America is not an over-taxed country. In 1989, Americans paid fewer taxes as a percentage of GNP (about 30 percent) than the citizens in any other industrial country. Taxpayers in 22 industrial countries, including the Japanese and the Germans, paid more. Moreover, there are places where the budget can be cut without harm. Based on the performance of other countries (far lower spending levels; far better performances when it comes to health and longevity), substantially less could be spent on health care if the system were fundamentally re-organized. The events in Eastern Europe mean that big defense cuts can occur while stll maintaining our ability to fight wars in the Third World. America has more than 2 million troops; fewer than 200,000 are in the Middle East.

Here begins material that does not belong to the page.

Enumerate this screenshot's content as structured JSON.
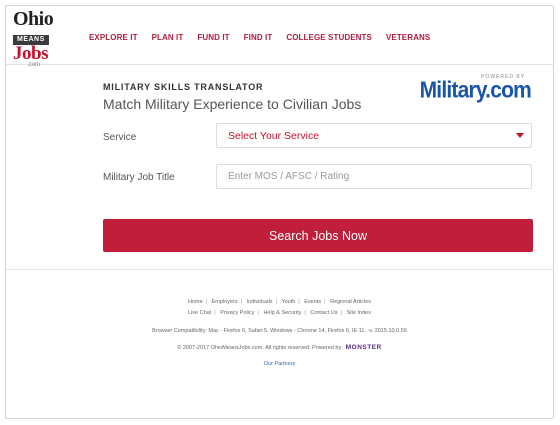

The American problem is will -- not wallet. In a democracy, will depends upon leadership and in the United States that means presidential leadership. It isn't leadership to spend months arguing that a capital-gains tax cut is the most important issue facing the American economy.

Whatever one believes about the growth-enhancing aspects of a capital-gains tax cut -- or other "tax incentives" -- everyone agrees that they leave more after-tax income in the hands of the wealthiest. In the last decade America has already had a heavy dose of that kind of "sacrifice."

Recently the U.S. Census Bureau confirmed that inequality in the distribution of income had increased substantially in the last decade. Every statistic points in the same direction. In the decade of the 1980s, the average real income of the top 5 percent of the population rose from $120,253 to $148,438. At the same time the average real income of the poorest 20 percent fell from $9,990 to $9,431. After-tax measures of income would report an even wider gap. As the income share of the top 20 percent rose in the 1980s, the income share of each of the bottom four quintiles was falling -- the lower the quintile the bigger the decline. Despite a 21-percent rise in the real per capita GNP, the average real hourly wages of rank-and-file workers fell 5 percent. Those promised good jobs for middle- and low-income Americans did not appear.

If the income share of the rich is rising at the expense of the rest of the population (it is), if government is directly altering its policies to augment the income share of the rich (it has), if the campaign contributions of special interests increasingly dominate the political process (they do), if fewer and fewer middle- and lower-income individuals vote (it's happening), America is, under the cover of supply-side economics, rapidly moving towards becoming (dare we say it openly?) a plutocracy.

Unfortunately history tells us that as a social and governmental system, plutocracy does not for long work.

Lester Thurow is dean of the Sloan School of Management at MIT.